Continue northeast to El Lake from Upper Canyon Creek Lake’s north side. The moderate 1-mile-long climb requires following rock ducks and faint path segments that lead directly to the lake, which is tucked into a narrow, glacier-carved slot bordered by steep granite. Seldom-visited El Lake has a few campsites on the west side; make sure to choose one far from the water. Explore the meadows next to the north shore that encompass a circular pond.
The Trail to Boulder Creek Lakes
For the 2.4-mile climb to the less-visited Boulder Creek Lakes, retrace your steps to the trail junction you reached at 6.1 miles. Wade Canyon Creek very carefully, and only do this side trip if you are very confident in your stream crossing skills. Go left on the other side of Canyon Creek. The trail heads southwest past a marsh and then ascends moderately through ceanothus and manzanita chaparral and a few stands of sugar pine, western white pine, ponderosa pine, and incense cedar. It eventually carves steeply through thickets and between granite boulders on the south-facing mountainside, routing you near a steep cliff. Follow the rock cairns near the cliff for another 0.3 mile to the lakes.
Boulder Creek Lakes, nestled in a glacial bowl and surrounded by high granite peaks, feature moist meadows, red mountain heather, yarrow, dwarfed western white pines, red firs, mountain hemlocks, and the rare weeping spruce. Tiny pools and little brooks surround the small lower lake on the southeast section of the basin. Look for powerful waterfalls that pour from large Boulder Creek Lake’s outlet and topple off a granite cliff. The shallow lakes and ponds receive a lot of sun, making long swims in the warm water very pleasant in mid- and late summer. You’ll find a few campsites near the east shore of Boulder Creek Lake; just pick spots that are far from the shore.
Other Trinity Alps Backpacking Trips on This Blog
I currently have two other detailed descriptions of two other backpacking journeys, both based on the 2018 fourth edition of my guidebook 100 Classic Hikes: Northern California:
Have you done this trip? What were your experiences? How does it compare with other backpacking treks in the Trinity Alps? Tell us in the comments below.

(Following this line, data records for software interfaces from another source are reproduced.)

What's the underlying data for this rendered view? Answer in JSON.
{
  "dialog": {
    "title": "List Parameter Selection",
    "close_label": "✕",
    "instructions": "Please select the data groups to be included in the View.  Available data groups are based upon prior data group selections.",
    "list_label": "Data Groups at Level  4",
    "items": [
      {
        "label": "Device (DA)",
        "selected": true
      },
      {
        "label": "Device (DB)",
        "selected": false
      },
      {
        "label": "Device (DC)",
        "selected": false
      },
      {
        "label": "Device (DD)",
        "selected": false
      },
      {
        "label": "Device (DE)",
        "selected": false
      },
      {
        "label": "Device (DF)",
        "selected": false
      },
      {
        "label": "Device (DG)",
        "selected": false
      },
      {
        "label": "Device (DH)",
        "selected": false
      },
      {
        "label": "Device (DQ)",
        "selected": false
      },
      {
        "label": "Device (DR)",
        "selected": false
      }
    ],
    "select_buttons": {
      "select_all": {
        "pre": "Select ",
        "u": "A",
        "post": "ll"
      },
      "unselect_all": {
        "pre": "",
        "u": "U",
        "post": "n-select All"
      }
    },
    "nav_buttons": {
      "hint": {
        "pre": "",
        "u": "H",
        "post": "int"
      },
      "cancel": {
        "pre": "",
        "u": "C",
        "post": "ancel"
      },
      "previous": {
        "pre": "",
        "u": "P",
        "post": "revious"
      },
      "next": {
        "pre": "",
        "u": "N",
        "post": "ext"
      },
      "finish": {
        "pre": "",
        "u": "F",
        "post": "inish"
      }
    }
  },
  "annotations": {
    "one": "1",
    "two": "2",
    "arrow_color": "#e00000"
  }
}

Trail Map for Canyon Creek Lakes and Boulder Creek Lakes
Here’s the map from the fourth edition of 100 Classic Hikes: Northern California.